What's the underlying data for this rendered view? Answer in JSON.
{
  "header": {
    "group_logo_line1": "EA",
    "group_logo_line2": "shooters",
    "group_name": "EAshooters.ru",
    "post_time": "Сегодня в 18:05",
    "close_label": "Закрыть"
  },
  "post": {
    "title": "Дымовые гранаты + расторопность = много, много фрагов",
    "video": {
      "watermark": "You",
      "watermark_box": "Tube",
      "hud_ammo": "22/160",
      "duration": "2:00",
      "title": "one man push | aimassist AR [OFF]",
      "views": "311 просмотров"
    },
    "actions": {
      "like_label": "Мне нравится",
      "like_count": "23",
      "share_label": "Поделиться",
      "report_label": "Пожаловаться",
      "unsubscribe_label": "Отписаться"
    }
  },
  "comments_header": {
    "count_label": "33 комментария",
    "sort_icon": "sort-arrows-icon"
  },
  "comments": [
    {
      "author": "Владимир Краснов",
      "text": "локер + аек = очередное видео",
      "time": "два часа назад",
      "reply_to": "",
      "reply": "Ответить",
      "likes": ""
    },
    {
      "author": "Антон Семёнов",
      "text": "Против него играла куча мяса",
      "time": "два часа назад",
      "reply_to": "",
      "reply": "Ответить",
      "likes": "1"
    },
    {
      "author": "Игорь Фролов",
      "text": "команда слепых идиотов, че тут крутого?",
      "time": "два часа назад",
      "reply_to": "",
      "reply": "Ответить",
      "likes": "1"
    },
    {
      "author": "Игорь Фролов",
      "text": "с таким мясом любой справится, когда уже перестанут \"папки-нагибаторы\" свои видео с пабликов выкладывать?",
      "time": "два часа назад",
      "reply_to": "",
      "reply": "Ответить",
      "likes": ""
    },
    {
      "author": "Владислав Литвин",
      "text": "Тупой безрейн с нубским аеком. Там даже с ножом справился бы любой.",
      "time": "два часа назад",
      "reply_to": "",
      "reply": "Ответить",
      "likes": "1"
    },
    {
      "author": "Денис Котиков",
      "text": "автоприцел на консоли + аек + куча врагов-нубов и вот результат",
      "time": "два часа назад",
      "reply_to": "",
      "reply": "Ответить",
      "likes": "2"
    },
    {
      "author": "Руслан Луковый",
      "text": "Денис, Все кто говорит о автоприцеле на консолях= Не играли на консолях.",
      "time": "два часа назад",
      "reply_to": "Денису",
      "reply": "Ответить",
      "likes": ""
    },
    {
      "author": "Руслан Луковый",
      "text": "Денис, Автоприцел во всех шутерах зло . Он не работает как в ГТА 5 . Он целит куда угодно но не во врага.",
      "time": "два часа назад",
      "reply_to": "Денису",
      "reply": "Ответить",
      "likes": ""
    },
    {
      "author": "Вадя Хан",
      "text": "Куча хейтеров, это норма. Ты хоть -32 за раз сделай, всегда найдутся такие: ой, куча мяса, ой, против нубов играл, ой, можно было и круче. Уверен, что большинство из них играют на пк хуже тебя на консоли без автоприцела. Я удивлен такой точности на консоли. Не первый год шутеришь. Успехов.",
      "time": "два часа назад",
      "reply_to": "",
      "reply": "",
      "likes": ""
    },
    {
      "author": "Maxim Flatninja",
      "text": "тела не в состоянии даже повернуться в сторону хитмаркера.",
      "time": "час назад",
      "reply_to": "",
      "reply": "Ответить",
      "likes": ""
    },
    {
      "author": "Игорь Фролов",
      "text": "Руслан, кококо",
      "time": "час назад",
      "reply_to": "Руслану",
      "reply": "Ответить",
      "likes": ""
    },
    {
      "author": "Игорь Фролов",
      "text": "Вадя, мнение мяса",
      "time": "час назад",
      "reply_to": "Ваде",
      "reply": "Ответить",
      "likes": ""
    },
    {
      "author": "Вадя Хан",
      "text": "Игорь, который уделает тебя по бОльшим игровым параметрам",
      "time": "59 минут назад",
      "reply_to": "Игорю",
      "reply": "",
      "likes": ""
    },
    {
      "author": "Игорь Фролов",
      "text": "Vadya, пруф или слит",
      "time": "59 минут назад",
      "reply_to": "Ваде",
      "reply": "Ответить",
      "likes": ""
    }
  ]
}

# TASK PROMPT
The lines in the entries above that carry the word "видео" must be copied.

# WRITTEN SOLUTION
      "text": "локер + аек = очередное видео",
      "text": "с таким мясом любой справится, когда уже перестанут \"папки-нагибаторы\" свои видео с пабликов выкладывать?",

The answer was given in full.